We hung some much-needed pantry shelves this past weekend. And after finally moving in, and settling in, I’ve become much attuned to how our old house lives and breathes – in a way I never was with apartments I’ve rented.
Maybe the keyword in that last sentence is “old” – it’s an old house, with floor slats that contract and grow, basement walls that sweat during heavy rainstorms, hairline cracks in plaster that show in the winter but, as I’m told by a neighbor, will heal themselves comes summer, come expansion. There was a time not long ago when all I wanted was right angles and perfect humidity. Now I think I’m learning to appreciate range.
We had our presidential primary here in Michigan yesterday, and I worked a polling location in Southwest Detroit. I frankly don’t know why it took me so long to sign up to be a poll worker. If you, like me, marvel at the act of casting a vote come election-time, marvel at how simple yet powerful of an act this is, and how strange and archaic it feels – I urge you to look into working the polls wherever you live. If you get frustrated at how long it takes results to get reported on election nights – you can do something about it!
Casting your vote is solitary, but helping people vote is the opposite. It’s heartening to not just see, but also interact with folks you normally wouldn’t cross paths with, all of them participating in this singular (and singularly weird) thing. I would venture to guess that only a small fraction of you reading this letter have jobs that expose you to all segments of the population, the way that, say, nurses, grocery store cashiers, and Lyft drivers are. Voting is something that, while not every single person does, people from all groups do.
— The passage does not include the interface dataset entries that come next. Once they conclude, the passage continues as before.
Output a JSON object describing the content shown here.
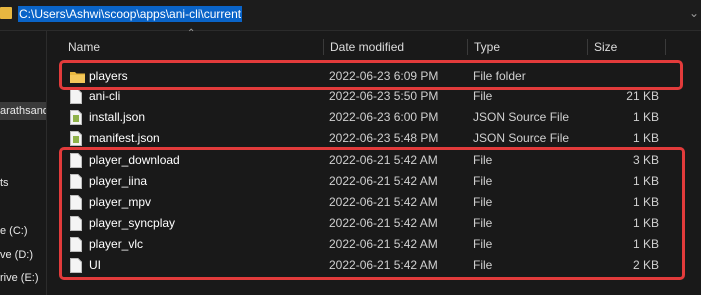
{
  "address": {
    "path": "C:\\Users\\Ashwi\\scoop\\apps\\ani-cli\\current",
    "folder_icon": "folder-icon",
    "chevron_icon": "chevron-down-icon"
  },
  "nav": {
    "items": [
      {
        "label": "arathsand",
        "selected": true
      },
      {
        "label": "ts",
        "selected": false
      },
      {
        "label": "e (C:)",
        "selected": false
      },
      {
        "label": "ve (D:)",
        "selected": false
      },
      {
        "label": "rive (E:)",
        "selected": false
      }
    ]
  },
  "columns": {
    "name": "Name",
    "date": "Date modified",
    "type": "Type",
    "size": "Size",
    "sort_icon": "sort-ascending-icon"
  },
  "files": [
    {
      "name": "players",
      "date": "2022-06-23 6:09 PM",
      "type": "File folder",
      "size": "",
      "icon": "folder-icon"
    },
    {
      "name": "ani-cli",
      "date": "2022-06-23 5:50 PM",
      "type": "File",
      "size": "21 KB",
      "icon": "file-icon"
    },
    {
      "name": "install.json",
      "date": "2022-06-23 6:00 PM",
      "type": "JSON Source File",
      "size": "1 KB",
      "icon": "json-file-icon"
    },
    {
      "name": "manifest.json",
      "date": "2022-06-23 5:48 PM",
      "type": "JSON Source File",
      "size": "1 KB",
      "icon": "json-file-icon"
    },
    {
      "name": "player_download",
      "date": "2022-06-21 5:42 AM",
      "type": "File",
      "size": "3 KB",
      "icon": "file-icon"
    },
    {
      "name": "player_iina",
      "date": "2022-06-21 5:42 AM",
      "type": "File",
      "size": "1 KB",
      "icon": "file-icon"
    },
    {
      "name": "player_mpv",
      "date": "2022-06-21 5:42 AM",
      "type": "File",
      "size": "1 KB",
      "icon": "file-icon"
    },
    {
      "name": "player_syncplay",
      "date": "2022-06-21 5:42 AM",
      "type": "File",
      "size": "1 KB",
      "icon": "file-icon"
    },
    {
      "name": "player_vlc",
      "date": "2022-06-21 5:42 AM",
      "type": "File",
      "size": "1 KB",
      "icon": "file-icon"
    },
    {
      "name": "UI",
      "date": "2022-06-21 5:42 AM",
      "type": "File",
      "size": "2 KB",
      "icon": "file-icon"
    }
  ],
  "colors": {
    "background": "#191919",
    "highlight_box": "#e23b3b",
    "selection": "#0a64c8",
    "folder": "#e8b740"
  }
}
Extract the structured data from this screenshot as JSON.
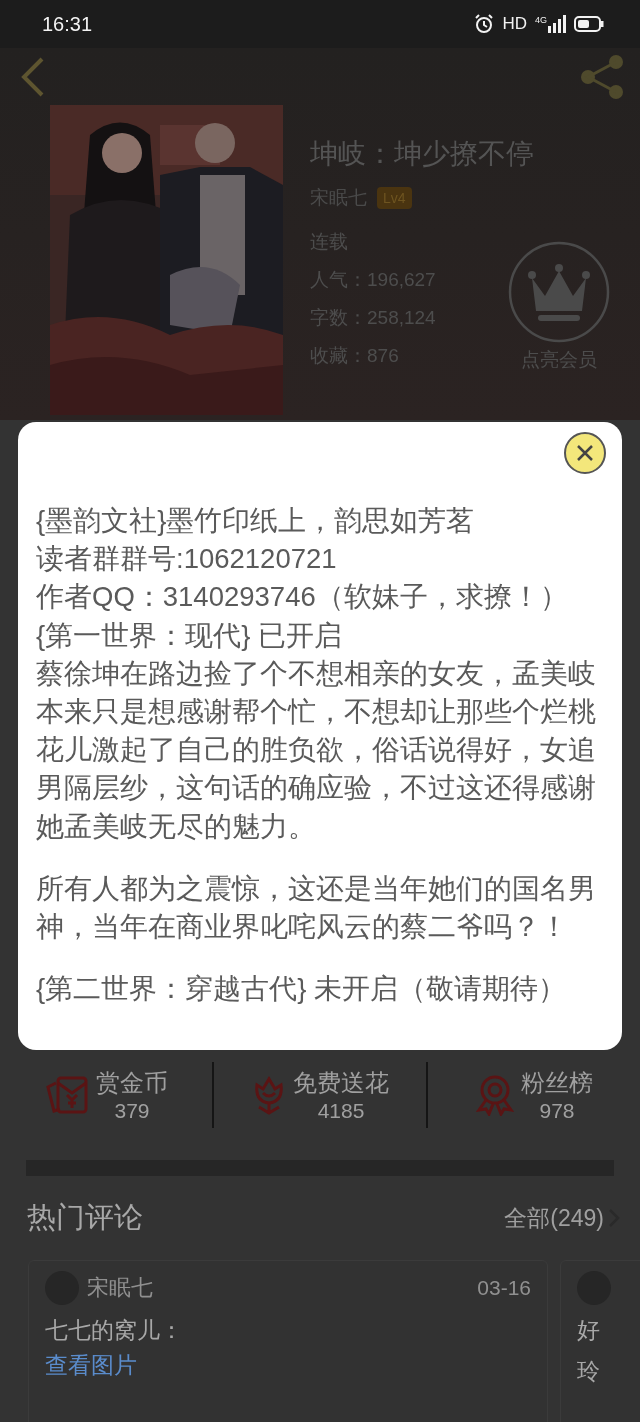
{
  "status_bar": {
    "time": "16:31",
    "network_label": "HD",
    "signal_label": "4G"
  },
  "book": {
    "title": "坤岐：坤少撩不停",
    "author": "宋眠七",
    "author_level": "Lv4",
    "status": "连载",
    "stats": [
      "人气：196,627",
      "字数：258,124",
      "收藏：876"
    ],
    "membership_label": "点亮会员"
  },
  "dialog": {
    "blocks": [
      [
        "{墨韵文社}墨竹印纸上，韵思如芳茗",
        "读者群群号:1062120721",
        "作者QQ：3140293746（软妹子，求撩！）",
        "{第一世界：现代} 已开启",
        "蔡徐坤在路边捡了个不想相亲的女友，孟美岐本来只是想感谢帮个忙，不想却让那些个烂桃花儿激起了自己的胜负欲，俗话说得好，女追男隔层纱，这句话的确应验，不过这还得感谢她孟美岐无尽的魅力。"
      ],
      [
        "所有人都为之震惊，这还是当年她们的国名男神，当年在商业界叱咤风云的蔡二爷吗？！"
      ],
      [
        "{第二世界：穿越古代} 未开启（敬请期待）"
      ]
    ]
  },
  "actions": [
    {
      "kind": "reward",
      "label": "赏金币",
      "count": "379"
    },
    {
      "kind": "flower",
      "label": "免费送花",
      "count": "4185"
    },
    {
      "kind": "fans",
      "label": "粉丝榜",
      "count": "978"
    }
  ],
  "comments_section": {
    "title": "热门评论",
    "all_link": "全部(249)",
    "comments": [
      {
        "author": "宋眠七",
        "date": "03-16",
        "lines": [
          "七七的窝儿："
        ],
        "link": "查看图片"
      },
      {
        "lines": [
          "好",
          "玲"
        ]
      }
    ]
  }
}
If you want to get more involved in your community and are not sure how, you could do worse than working the polls.
For those here in the states, you can find out how to become a poll worker in your state on the U.S. Election Assistance Commission website.